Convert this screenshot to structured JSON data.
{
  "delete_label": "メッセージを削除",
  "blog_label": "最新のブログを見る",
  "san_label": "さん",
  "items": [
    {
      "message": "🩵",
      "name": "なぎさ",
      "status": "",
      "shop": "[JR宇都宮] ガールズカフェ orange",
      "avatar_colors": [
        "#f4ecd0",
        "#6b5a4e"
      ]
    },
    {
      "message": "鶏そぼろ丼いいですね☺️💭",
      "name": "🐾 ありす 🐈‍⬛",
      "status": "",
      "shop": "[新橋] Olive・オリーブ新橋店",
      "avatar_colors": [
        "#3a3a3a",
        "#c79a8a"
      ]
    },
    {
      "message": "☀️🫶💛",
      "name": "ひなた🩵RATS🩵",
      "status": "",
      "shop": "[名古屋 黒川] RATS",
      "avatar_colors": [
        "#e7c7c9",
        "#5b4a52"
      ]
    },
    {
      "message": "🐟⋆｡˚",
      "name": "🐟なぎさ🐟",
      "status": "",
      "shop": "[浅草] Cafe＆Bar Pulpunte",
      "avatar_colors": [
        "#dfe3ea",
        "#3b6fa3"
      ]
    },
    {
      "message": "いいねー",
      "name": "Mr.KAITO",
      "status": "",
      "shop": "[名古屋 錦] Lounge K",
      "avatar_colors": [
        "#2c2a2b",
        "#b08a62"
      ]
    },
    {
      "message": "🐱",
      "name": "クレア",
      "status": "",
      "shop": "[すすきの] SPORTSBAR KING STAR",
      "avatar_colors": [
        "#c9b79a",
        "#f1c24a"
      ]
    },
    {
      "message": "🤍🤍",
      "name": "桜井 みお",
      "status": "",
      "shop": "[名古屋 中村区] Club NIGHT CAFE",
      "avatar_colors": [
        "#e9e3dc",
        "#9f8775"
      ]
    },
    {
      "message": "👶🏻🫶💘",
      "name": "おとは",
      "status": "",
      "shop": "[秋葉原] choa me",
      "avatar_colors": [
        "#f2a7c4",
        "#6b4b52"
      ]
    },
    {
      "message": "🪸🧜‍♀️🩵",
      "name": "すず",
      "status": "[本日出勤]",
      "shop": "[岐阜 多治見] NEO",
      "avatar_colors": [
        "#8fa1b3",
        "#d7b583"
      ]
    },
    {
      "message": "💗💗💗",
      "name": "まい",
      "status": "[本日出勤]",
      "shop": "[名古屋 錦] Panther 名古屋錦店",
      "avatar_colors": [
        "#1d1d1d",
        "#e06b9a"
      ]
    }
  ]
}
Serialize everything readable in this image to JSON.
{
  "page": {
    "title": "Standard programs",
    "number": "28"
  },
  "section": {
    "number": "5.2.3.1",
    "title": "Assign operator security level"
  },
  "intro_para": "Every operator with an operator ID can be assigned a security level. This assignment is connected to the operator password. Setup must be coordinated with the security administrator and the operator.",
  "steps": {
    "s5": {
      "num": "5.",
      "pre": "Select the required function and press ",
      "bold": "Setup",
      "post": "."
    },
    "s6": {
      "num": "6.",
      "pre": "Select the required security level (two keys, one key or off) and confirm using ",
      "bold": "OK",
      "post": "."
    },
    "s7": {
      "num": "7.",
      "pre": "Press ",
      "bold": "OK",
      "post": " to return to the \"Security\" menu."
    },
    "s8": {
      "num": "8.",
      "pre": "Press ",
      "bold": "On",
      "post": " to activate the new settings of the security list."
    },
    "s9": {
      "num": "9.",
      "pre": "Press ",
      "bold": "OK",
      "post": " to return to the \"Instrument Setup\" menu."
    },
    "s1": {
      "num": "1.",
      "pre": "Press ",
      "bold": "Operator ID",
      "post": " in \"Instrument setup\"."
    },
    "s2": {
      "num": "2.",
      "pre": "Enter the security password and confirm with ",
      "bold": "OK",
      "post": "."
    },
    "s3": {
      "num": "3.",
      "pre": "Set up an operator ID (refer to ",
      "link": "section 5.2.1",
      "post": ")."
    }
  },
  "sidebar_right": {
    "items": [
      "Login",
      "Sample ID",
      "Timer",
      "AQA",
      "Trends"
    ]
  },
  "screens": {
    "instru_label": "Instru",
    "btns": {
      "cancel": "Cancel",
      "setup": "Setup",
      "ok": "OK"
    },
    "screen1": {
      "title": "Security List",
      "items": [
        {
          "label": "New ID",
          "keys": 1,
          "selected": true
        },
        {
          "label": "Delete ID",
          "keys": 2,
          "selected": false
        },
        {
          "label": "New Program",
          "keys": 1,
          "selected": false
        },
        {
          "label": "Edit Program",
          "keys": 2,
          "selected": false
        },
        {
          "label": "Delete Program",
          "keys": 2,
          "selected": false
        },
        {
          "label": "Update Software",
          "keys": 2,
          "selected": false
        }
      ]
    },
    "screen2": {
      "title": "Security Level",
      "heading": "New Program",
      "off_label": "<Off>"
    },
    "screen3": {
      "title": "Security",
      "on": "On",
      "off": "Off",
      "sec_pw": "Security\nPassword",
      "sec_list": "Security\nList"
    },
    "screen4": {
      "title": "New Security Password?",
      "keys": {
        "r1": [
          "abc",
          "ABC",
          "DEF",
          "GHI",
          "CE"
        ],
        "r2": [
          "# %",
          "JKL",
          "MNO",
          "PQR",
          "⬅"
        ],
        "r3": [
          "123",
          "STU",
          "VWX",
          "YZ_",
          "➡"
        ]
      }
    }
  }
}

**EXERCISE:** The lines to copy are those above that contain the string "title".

**SOLUTION TO THIS TASK:**
    "title": "Standard programs",
    "title": "Assign operator security level"
      "title": "Security List",
      "title": "Security Level",
      "title": "Security",
      "title": "New Security Password?",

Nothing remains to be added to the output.